It's a strange experience, knowing that only a few kilometres away from this extraordinary rainforest are the palm-fringed beaches and coral reef of the ocean.
Mossman is not an overly spectacular gorge, but water collects in the gorge from two or three mountain streams, forming deep rock pools popular with swimmers. There's also a number of different tracks that take you through the forest, all fairly short (the longest being a circular 2 kilometres) and of medium difficulty (some short but steep climbs).
It's not up to much really, but it is one of the historic buildings in Port Douglas and at least you know the $A2 entry donation is contributing to its upkeep.
This small timber building was erected in 1879 and is the only structure to survive the 1911 cyclone.
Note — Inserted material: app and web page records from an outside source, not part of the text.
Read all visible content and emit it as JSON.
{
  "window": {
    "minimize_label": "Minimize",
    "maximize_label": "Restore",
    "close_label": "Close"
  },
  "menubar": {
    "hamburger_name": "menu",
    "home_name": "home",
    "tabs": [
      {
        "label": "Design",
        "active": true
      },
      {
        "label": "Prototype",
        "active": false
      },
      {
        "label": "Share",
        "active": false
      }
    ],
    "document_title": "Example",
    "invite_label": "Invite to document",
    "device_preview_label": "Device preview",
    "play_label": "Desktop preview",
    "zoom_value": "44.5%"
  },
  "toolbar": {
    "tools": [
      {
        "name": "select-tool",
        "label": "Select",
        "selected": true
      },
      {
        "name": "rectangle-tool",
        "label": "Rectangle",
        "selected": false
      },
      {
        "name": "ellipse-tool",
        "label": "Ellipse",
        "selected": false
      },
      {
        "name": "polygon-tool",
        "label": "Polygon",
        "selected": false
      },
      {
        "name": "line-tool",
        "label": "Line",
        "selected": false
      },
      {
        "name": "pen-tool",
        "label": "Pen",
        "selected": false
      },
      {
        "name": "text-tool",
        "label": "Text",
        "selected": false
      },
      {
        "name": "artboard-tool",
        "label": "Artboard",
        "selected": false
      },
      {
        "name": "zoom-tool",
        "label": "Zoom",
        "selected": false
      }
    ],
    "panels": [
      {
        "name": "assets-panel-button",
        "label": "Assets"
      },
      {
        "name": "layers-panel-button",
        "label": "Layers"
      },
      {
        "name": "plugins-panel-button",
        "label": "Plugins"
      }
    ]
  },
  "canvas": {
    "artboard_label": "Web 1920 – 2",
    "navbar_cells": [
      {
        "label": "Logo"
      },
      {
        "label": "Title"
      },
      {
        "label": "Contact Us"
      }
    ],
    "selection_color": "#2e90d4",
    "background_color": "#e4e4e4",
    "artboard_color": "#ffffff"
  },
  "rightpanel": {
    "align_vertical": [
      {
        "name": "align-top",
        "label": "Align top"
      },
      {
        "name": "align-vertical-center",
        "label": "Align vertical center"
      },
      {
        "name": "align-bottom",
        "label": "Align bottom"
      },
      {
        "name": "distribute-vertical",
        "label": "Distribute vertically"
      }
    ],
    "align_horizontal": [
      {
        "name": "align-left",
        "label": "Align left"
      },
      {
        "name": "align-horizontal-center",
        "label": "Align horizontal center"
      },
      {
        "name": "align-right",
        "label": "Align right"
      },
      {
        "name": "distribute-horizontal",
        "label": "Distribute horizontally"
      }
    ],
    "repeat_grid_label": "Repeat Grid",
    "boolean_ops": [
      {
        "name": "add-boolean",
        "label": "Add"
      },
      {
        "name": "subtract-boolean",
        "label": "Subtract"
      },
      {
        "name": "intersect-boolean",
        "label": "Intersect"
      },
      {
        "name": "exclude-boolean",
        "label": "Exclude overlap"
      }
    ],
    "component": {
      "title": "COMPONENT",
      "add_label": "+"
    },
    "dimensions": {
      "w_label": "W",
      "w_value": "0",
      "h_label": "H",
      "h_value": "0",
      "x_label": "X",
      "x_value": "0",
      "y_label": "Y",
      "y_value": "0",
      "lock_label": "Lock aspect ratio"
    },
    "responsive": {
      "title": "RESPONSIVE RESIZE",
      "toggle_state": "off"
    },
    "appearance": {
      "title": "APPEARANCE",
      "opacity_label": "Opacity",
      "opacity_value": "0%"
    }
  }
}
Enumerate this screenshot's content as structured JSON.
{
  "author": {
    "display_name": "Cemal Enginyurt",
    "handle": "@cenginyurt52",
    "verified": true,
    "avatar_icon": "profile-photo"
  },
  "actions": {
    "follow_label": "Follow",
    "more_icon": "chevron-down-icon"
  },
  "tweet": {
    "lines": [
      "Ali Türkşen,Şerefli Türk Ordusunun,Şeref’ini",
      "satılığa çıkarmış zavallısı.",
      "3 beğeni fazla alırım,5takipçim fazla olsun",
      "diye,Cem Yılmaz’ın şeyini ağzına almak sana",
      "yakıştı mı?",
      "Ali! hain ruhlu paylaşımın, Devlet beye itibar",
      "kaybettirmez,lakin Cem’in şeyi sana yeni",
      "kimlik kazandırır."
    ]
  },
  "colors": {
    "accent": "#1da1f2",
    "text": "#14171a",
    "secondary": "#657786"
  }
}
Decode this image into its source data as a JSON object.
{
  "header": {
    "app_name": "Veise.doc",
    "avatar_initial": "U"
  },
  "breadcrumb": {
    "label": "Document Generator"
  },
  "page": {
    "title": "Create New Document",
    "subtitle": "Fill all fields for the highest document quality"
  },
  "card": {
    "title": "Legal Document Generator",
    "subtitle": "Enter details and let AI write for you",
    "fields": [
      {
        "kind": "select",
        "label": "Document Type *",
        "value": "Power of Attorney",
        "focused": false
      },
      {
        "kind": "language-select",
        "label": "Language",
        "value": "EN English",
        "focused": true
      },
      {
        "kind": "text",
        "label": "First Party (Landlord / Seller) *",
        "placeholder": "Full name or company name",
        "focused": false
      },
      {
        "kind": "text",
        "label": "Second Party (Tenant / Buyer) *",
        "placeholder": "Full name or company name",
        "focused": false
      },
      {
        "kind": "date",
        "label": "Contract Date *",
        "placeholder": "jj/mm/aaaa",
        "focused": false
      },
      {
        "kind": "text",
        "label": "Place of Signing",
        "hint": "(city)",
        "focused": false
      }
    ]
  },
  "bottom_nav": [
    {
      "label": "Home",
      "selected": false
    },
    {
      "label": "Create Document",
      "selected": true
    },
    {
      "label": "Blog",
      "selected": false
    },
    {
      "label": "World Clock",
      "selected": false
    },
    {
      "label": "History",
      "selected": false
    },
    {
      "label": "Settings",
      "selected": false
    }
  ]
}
It ceased to be used by the courts in 1957 and was due to be demolished in the early 1960s, but local action prevented the destruction of the building, although it was moved to a different site further down Wharf St. But, new awareness of history resulted in the Court House being returned to its original (and current) location next to the police station at the Dickson Inlet end of Macrossan St. in 1993.
Today, staffed by volunteers, the court house is set up for the trial of Ellen Thomson and her young lover, John Harrison, for the murder of Thomson's husband, William, in 1887. Ellen is the only woman legally hanged in the State of Queensland. Mannikins of Thomson, Harrison and the residing judge are placed in situ and the jury's bench is there for you to sit and ponder. The story of the trial and history of the Thomson family are to be found on the walls, but its hardly the most riveting exhibition - especially as the walls also hold information about other aspects of Port Douglas life and history.
Not much to keep you unless you are particularly interested in the case.
Open Tuesday, Thursday, Saturday and Sunday, 10am-3pm.
Overlooking the open sea and Dickson Inlet, the park is the perfect spot for a picnic, bbq (facilities provided), sunbaking without the sand, watching the boats go out to sea and one of the key sunset points. On Sundays, there's also the market - crafts, fruit, vegetables and locally made produce.
Sadly, we never caught a sunset - every afternoon around 3pm the clouds would role in. But photos still show dramatic skies.
One of the main attractions of Port Douglas - a palm tree fringed, golden-sanded beach sweeping out of Port south towards Cairns with a stunning backdrop of rainforested hills. Julan (Aboriginal for ocean or sea) Park runs along the beach at the town end, providing shade, toilets and bbq facilities. This part of the beach, with facilities and a stinger net in the summer, is inevitably the most popular part of the beach. But with a beach that is predominantly 'compacted' sand, hire a bike and cycle the four miles to get away from the crowds – or simply to experience the beach in a different way.
A greta day out - we caught the gondolas up to Kuranda adn had a nice pub lunch there.
Ont eh wat back we went on the Kuranda Scenic Railway. Upgrade to Gold Class, it really is very enjoyable and you are basically assured of getting a window seat, along with endless refreshments and a souvenir pack (pen, pin & postcard).
The views are great.